> [WORK REQUEST]
Exact copies of all the records are to be output.

BEGIN

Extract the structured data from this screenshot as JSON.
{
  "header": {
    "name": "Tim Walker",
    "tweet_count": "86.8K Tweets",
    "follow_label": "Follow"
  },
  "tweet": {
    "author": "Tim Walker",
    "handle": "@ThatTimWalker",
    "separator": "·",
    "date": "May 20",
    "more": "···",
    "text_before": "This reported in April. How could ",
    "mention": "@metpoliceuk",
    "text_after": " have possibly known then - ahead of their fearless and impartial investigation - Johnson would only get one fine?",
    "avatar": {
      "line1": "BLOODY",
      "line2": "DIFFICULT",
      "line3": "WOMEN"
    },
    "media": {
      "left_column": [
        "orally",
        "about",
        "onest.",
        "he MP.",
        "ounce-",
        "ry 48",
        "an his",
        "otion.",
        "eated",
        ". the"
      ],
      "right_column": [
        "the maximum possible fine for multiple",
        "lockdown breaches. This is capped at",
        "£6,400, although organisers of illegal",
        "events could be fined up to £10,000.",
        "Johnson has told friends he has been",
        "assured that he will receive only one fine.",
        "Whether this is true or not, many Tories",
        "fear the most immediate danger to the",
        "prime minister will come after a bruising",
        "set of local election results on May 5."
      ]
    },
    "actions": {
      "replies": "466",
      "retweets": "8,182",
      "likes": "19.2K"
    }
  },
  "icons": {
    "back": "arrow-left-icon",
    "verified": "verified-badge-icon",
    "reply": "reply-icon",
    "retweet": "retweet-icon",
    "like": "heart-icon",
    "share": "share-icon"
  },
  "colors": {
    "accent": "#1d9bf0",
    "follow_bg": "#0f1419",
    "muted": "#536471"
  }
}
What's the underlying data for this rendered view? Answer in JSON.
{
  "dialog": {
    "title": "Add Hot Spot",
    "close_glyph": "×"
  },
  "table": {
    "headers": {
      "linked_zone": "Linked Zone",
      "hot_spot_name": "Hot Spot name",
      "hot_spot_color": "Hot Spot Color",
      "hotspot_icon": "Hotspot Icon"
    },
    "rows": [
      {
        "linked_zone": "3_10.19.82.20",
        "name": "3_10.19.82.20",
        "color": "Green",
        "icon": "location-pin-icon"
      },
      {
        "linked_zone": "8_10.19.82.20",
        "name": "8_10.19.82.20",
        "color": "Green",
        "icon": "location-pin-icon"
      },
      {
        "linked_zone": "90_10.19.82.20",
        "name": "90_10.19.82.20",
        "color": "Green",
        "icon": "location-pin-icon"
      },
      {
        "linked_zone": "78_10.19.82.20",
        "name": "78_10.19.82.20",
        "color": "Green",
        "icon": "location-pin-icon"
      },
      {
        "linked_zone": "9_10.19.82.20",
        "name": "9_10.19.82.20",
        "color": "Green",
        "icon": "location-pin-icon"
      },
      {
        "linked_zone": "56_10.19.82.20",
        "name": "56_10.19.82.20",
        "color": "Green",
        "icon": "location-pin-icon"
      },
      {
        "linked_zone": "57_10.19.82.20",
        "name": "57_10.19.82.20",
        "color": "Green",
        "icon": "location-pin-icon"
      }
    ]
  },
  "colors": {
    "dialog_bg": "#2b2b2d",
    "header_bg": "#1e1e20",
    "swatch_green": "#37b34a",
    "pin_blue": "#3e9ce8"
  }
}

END

> [SOLUTION FOR THIS TASK]
Extract the structured data from this screenshot as JSON.
{
  "header": {
    "name": "Tim Walker",
    "tweet_count": "86.8K Tweets",
    "follow_label": "Follow"
  },
  "tweet": {
    "author": "Tim Walker",
    "handle": "@ThatTimWalker",
    "separator": "·",
    "date": "May 20",
    "more": "···",
    "text_before": "This reported in April. How could ",
    "mention": "@metpoliceuk",
    "text_after": " have possibly known then - ahead of their fearless and impartial investigation - Johnson would only get one fine?",
    "avatar": {
      "line1": "BLOODY",
      "line2": "DIFFICULT",
      "line3": "WOMEN"
    },
    "media": {
      "left_column": [
        "orally",
        "about",
        "onest.",
        "he MP.",
        "ounce-",
        "ry 48",
        "an his",
        "otion.",
        "eated",
        ". the"
      ],
      "right_column": [
        "the maximum possible fine for multiple",
        "lockdown breaches. This is capped at",
        "£6,400, although organisers of illegal",
        "events could be fined up to £10,000.",
        "Johnson has told friends he has been",
        "assured that he will receive only one fine.",
        "Whether this is true or not, many Tories",
        "fear the most immediate danger to the",
        "prime minister will come after a bruising",
        "set of local election results on May 5."
      ]
    },
    "actions": {
      "replies": "466",
      "retweets": "8,182",
      "likes": "19.2K"
    }
  },
  "icons": {
    "back": "arrow-left-icon",
    "verified": "verified-badge-icon",
    "reply": "reply-icon",
    "retweet": "retweet-icon",
    "like": "heart-icon",
    "share": "share-icon"
  },
  "colors": {
    "accent": "#1d9bf0",
    "follow_bg": "#0f1419",
    "muted": "#536471"
  }
}
What's the underlying data for this rendered view? Answer in JSON.
{
  "dialog": {
    "title": "Add Hot Spot",
    "close_glyph": "×"
  },
  "table": {
    "headers": {
      "linked_zone": "Linked Zone",
      "hot_spot_name": "Hot Spot name",
      "hot_spot_color": "Hot Spot Color",
      "hotspot_icon": "Hotspot Icon"
    },
    "rows": [
      {
        "linked_zone": "3_10.19.82.20",
        "name": "3_10.19.82.20",
        "color": "Green",
        "icon": "location-pin-icon"
      },
      {
        "linked_zone": "8_10.19.82.20",
        "name": "8_10.19.82.20",
        "color": "Green",
        "icon": "location-pin-icon"
      },
      {
        "linked_zone": "90_10.19.82.20",
        "name": "90_10.19.82.20",
        "color": "Green",
        "icon": "location-pin-icon"
      },
      {
        "linked_zone": "78_10.19.82.20",
        "name": "78_10.19.82.20",
        "color": "Green",
        "icon": "location-pin-icon"
      },
      {
        "linked_zone": "9_10.19.82.20",
        "name": "9_10.19.82.20",
        "color": "Green",
        "icon": "location-pin-icon"
      },
      {
        "linked_zone": "56_10.19.82.20",
        "name": "56_10.19.82.20",
        "color": "Green",
        "icon": "location-pin-icon"
      },
      {
        "linked_zone": "57_10.19.82.20",
        "name": "57_10.19.82.20",
        "color": "Green",
        "icon": "location-pin-icon"
      }
    ]
  },
  "colors": {
    "dialog_bg": "#2b2b2d",
    "header_bg": "#1e1e20",
    "swatch_green": "#37b34a",
    "pin_blue": "#3e9ce8"
  }
}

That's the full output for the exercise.